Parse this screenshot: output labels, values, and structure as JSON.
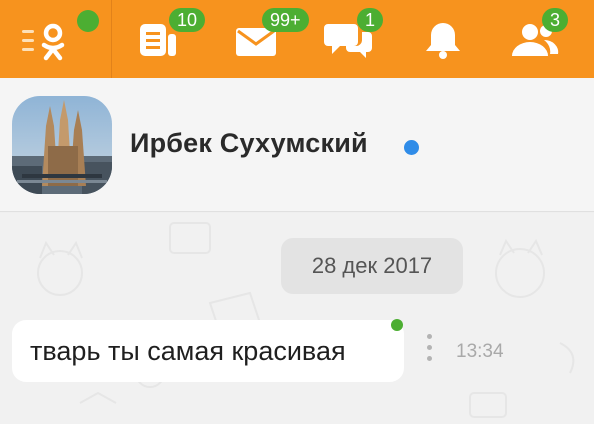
{
  "toolbar": {
    "colors": {
      "background": "#f7931e",
      "badge": "#4cae32"
    },
    "items": [
      {
        "icon": "ok-logo-menu-icon",
        "badge": null
      },
      {
        "icon": "feed-icon",
        "badge": "10"
      },
      {
        "icon": "mail-icon",
        "badge": "99+"
      },
      {
        "icon": "discussions-icon",
        "badge": "1"
      },
      {
        "icon": "bell-icon",
        "badge": null
      },
      {
        "icon": "friends-icon",
        "badge": "3"
      }
    ]
  },
  "profile": {
    "name": "Ирбек Сухумский",
    "online_color": "#2f8ce8",
    "avatar_icon": "cathedral-photo"
  },
  "chat": {
    "date": "28 дек 2017",
    "messages": [
      {
        "text": "тварь ты самая красивая",
        "time": "13:34"
      }
    ]
  }
}
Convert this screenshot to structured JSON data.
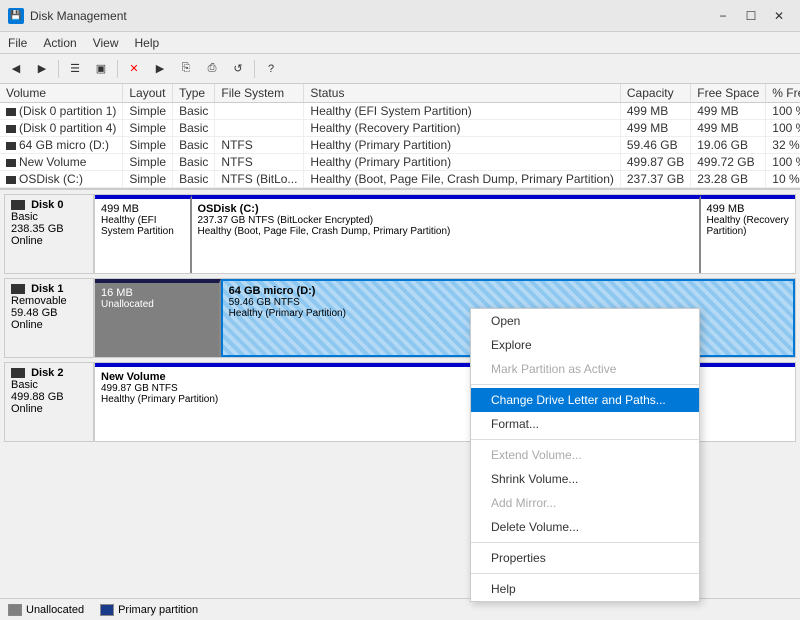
{
  "titleBar": {
    "title": "Disk Management",
    "iconLabel": "DM",
    "controls": [
      "minimize",
      "maximize",
      "close"
    ]
  },
  "menuBar": {
    "items": [
      "File",
      "Action",
      "View",
      "Help"
    ]
  },
  "toolbar": {
    "buttons": [
      "back",
      "forward",
      "up",
      "properties",
      "refresh",
      "delete",
      "explore",
      "copy",
      "paste",
      "undo"
    ]
  },
  "table": {
    "columns": [
      "Volume",
      "Layout",
      "Type",
      "File System",
      "Status",
      "Capacity",
      "Free Space",
      "% Free"
    ],
    "rows": [
      {
        "volume": "(Disk 0 partition 1)",
        "layout": "Simple",
        "type": "Basic",
        "fs": "",
        "status": "Healthy (EFI System Partition)",
        "capacity": "499 MB",
        "free": "499 MB",
        "pct": "100 %"
      },
      {
        "volume": "(Disk 0 partition 4)",
        "layout": "Simple",
        "type": "Basic",
        "fs": "",
        "status": "Healthy (Recovery Partition)",
        "capacity": "499 MB",
        "free": "499 MB",
        "pct": "100 %"
      },
      {
        "volume": "64 GB micro (D:)",
        "layout": "Simple",
        "type": "Basic",
        "fs": "NTFS",
        "status": "Healthy (Primary Partition)",
        "capacity": "59.46 GB",
        "free": "19.06 GB",
        "pct": "32 %"
      },
      {
        "volume": "New Volume",
        "layout": "Simple",
        "type": "Basic",
        "fs": "NTFS",
        "status": "Healthy (Primary Partition)",
        "capacity": "499.87 GB",
        "free": "499.72 GB",
        "pct": "100 %"
      },
      {
        "volume": "OSDisk (C:)",
        "layout": "Simple",
        "type": "Basic",
        "fs": "NTFS (BitLo...",
        "status": "Healthy (Boot, Page File, Crash Dump, Primary Partition)",
        "capacity": "237.37 GB",
        "free": "23.28 GB",
        "pct": "10 %"
      }
    ]
  },
  "disks": [
    {
      "id": "Disk 0",
      "type": "Basic",
      "size": "238.35 GB",
      "status": "Online",
      "partitions": [
        {
          "name": "499 MB",
          "detail": "Healthy (EFI System Partition",
          "size": "499 MB",
          "type": "blue",
          "flex": 1
        },
        {
          "name": "OSDisk (C:)",
          "detail": "237.37 GB NTFS (BitLocker Encrypted)",
          "extra": "Healthy (Boot, Page File, Crash Dump, Primary Partition)",
          "size": "",
          "type": "blue",
          "flex": 6
        },
        {
          "name": "499 MB",
          "detail": "Healthy (Recovery Partition)",
          "size": "",
          "type": "blue",
          "flex": 1
        }
      ]
    },
    {
      "id": "Disk 1",
      "type": "Removable",
      "size": "59.48 GB",
      "status": "Online",
      "partitions": [
        {
          "name": "16 MB",
          "detail": "Unallocated",
          "size": "",
          "type": "dark",
          "flex": 1
        },
        {
          "name": "64 GB micro (D:)",
          "detail": "59.46 GB NTFS",
          "extra": "Healthy (Primary Partition)",
          "size": "",
          "type": "selected-striped",
          "flex": 5
        }
      ]
    },
    {
      "id": "Disk 2",
      "type": "Basic",
      "size": "499.88 GB",
      "status": "Online",
      "partitions": [
        {
          "name": "New Volume",
          "detail": "499.87 GB NTFS",
          "extra": "Healthy (Primary Partition)",
          "size": "",
          "type": "blue",
          "flex": 8
        }
      ]
    }
  ],
  "statusBar": {
    "legend": [
      {
        "label": "Unallocated",
        "type": "unalloc"
      },
      {
        "label": "Primary partition",
        "type": "primary"
      }
    ]
  },
  "contextMenu": {
    "items": [
      {
        "label": "Open",
        "disabled": false,
        "highlighted": false
      },
      {
        "label": "Explore",
        "disabled": false,
        "highlighted": false
      },
      {
        "label": "Mark Partition as Active",
        "disabled": true,
        "highlighted": false
      },
      {
        "separator": true
      },
      {
        "label": "Change Drive Letter and Paths...",
        "disabled": false,
        "highlighted": true
      },
      {
        "label": "Format...",
        "disabled": false,
        "highlighted": false
      },
      {
        "separator": true
      },
      {
        "label": "Extend Volume...",
        "disabled": true,
        "highlighted": false
      },
      {
        "label": "Shrink Volume...",
        "disabled": false,
        "highlighted": false
      },
      {
        "label": "Add Mirror...",
        "disabled": true,
        "highlighted": false
      },
      {
        "label": "Delete Volume...",
        "disabled": false,
        "highlighted": false
      },
      {
        "separator": true
      },
      {
        "label": "Properties",
        "disabled": false,
        "highlighted": false
      },
      {
        "separator": true
      },
      {
        "label": "Help",
        "disabled": false,
        "highlighted": false
      }
    ]
  }
}
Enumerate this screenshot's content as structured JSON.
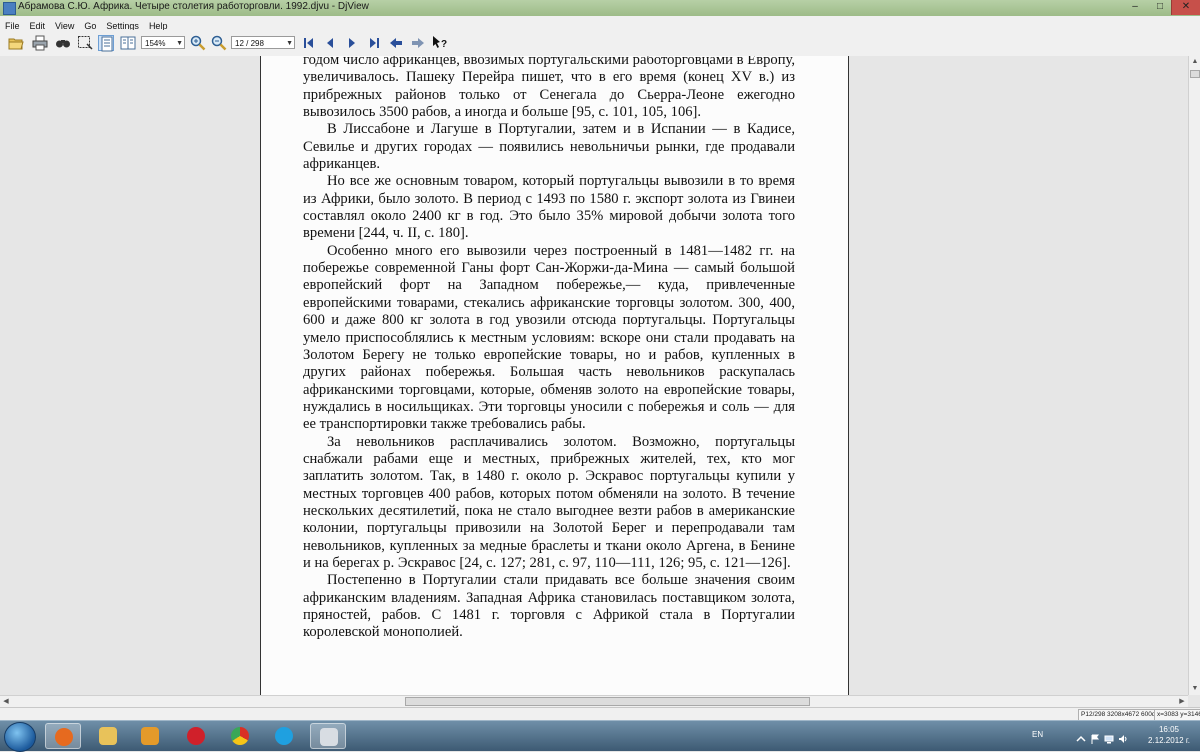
{
  "window": {
    "title": "Абрамова С.Ю. Африка. Четыре столетия работорговли. 1992.djvu - DjView",
    "controls": {
      "minimize": "–",
      "maximize": "□",
      "close": "✕"
    }
  },
  "menu": [
    "File",
    "Edit",
    "View",
    "Go",
    "Settings",
    "Help"
  ],
  "toolbar": {
    "zoom_value": "154%",
    "page_value": "12 / 298",
    "icons": [
      "open-icon",
      "print-icon",
      "find-icon",
      "select-icon",
      "continuous-icon",
      "side-by-side-icon",
      "zoom-in-icon",
      "zoom-out-icon",
      "first-page-icon",
      "previous-page-icon",
      "next-page-icon",
      "last-page-icon",
      "back-icon",
      "forward-icon",
      "whats-this-icon"
    ]
  },
  "document": {
    "paragraphs": [
      {
        "indent": false,
        "text": "годом число африканцев, ввозимых португальскими работорговцами в Европу, увеличивалось. Пашеку Перейра пишет, что в его время (конец XV в.) из прибрежных районов только от Сенегала до Сьерра-Леоне ежегодно вывозилось 3500 рабов, а иногда и больше [95, с. 101, 105, 106]."
      },
      {
        "indent": true,
        "text": "В Лиссабоне и Лагуше в Португалии, затем и в Испании — в Кадисе, Севилье и других городах — появились невольничьи рынки, где продавали африканцев."
      },
      {
        "indent": true,
        "text": "Но все же основным товаром, который португальцы вывозили в то время из Африки, было золото. В период с 1493 по 1580 г. экспорт золота из Гвинеи составлял около 2400 кг в год. Это было 35% мировой добычи золота того времени [244, ч. II, с. 180]."
      },
      {
        "indent": true,
        "text": "Особенно много его вывозили через построенный в 1481—1482 гг. на побережье современной Ганы форт Сан-Жоржи-да-Мина — самый большой европейский форт на Западном побережье,— куда, привлеченные европейскими товарами, стекались африканские торговцы золотом. 300, 400, 600 и даже 800 кг золота в год увозили отсюда португальцы. Португальцы умело приспособлялись к местным условиям: вскоре они стали продавать на Золотом Берегу не только европейские товары, но и рабов, купленных в других районах побережья. Большая часть невольников раскупалась африканскими торговцами, которые, обменяв золото на европейские товары, нуждались в носильщиках. Эти торговцы уносили с побережья и соль — для ее транспортировки также требовались рабы."
      },
      {
        "indent": true,
        "text": "За невольников расплачивались золотом. Возможно, португальцы снабжали рабами еще и местных, прибрежных жителей, тех, кто мог заплатить золотом. Так, в 1480 г. около р. Эскравос португальцы купили у местных торговцев 400 рабов, которых потом обменяли на золото. В течение нескольких десятилетий, пока не стало выгоднее везти рабов в американские колонии, португальцы привозили на Золотой Берег и перепродавали там невольников, купленных за медные браслеты и ткани около Аргена, в Бенине и на берегах р. Эскравос [24, с. 127; 281, с. 97, 110—111, 126; 95, с. 121—126]."
      },
      {
        "indent": true,
        "text": "Постепенно в Португалии стали придавать все больше значения своим африканским владениям. Западная Африка становилась поставщиком золота, пряностей, рабов. С 1481 г. торговля с Африкой стала в Португалии королевской монополией."
      }
    ]
  },
  "status": {
    "page_info": "P12/298 3208x4672 600dpi",
    "coords": "x=3083 y=3146"
  },
  "taskbar": {
    "apps": [
      {
        "name": "explorer-icon",
        "color": "#e8c25a",
        "active": false
      },
      {
        "name": "media-player-icon",
        "color": "#e49a2a",
        "active": false
      },
      {
        "name": "opera-icon",
        "color": "#d0202a",
        "active": false
      },
      {
        "name": "chrome-icon",
        "color": "#3aa757",
        "active": false
      },
      {
        "name": "skype-icon",
        "color": "#1fa0e0",
        "active": false
      },
      {
        "name": "djview-icon",
        "color": "#d8dde3",
        "active": true
      }
    ],
    "first_app": {
      "name": "firefox-icon",
      "color": "#e66a1f",
      "active": true
    },
    "lang": "EN",
    "time": "16:05",
    "date": "2.12.2012 г."
  }
}
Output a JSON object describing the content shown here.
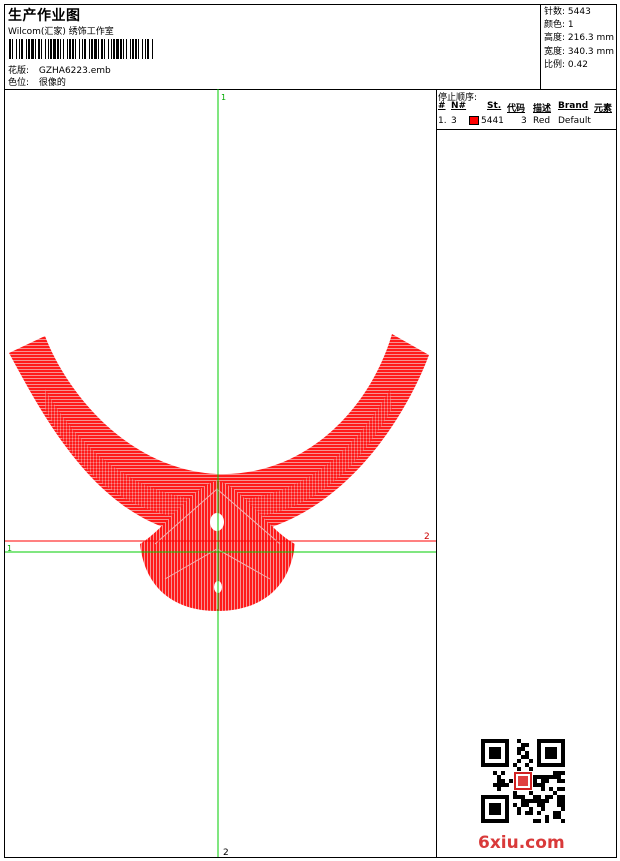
{
  "header": {
    "title": "生产作业图",
    "studio": "Wilcom(汇家) 绣饰工作室",
    "design_label": "花版:",
    "design_value": "GZHA6223.emb",
    "colorway_label": "色位:",
    "colorway_value": "很像的"
  },
  "stats": {
    "stitches": "针数: 5443",
    "colors": "颜色: 1",
    "height": "高度: 216.3 mm",
    "width": "宽度: 340.3 mm",
    "scale": "比例: 0.42"
  },
  "stop_sequence": {
    "title": "停止顺序:",
    "columns": [
      "#",
      "N#",
      "St.",
      "代码",
      "描述",
      "Brand",
      "元素"
    ],
    "rows": [
      {
        "index": "1.",
        "needle": "3",
        "color": "#ff0000",
        "stitches": "5441",
        "code": "3",
        "description": "Red",
        "brand": "Default"
      }
    ]
  },
  "axes": {
    "v_top": "1",
    "v_bottom": "2",
    "h_left": "1",
    "h_right": "2",
    "vertical_color": "#00cc00",
    "horizontal_red": "#ff0000",
    "horizontal_green": "#00cc00"
  },
  "embroidery": {
    "fill_color": "#ff0000"
  },
  "watermark": {
    "text": "6xiu.com",
    "color": "#d93a3a"
  }
}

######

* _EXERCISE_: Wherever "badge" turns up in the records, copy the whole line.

* _ANSWER SPACE_:
      "badge": "#4cae32"
        "badge": null
        "badge": "10"
        "badge": "99+"
        "badge": "1"
        "badge": null
        "badge": "3"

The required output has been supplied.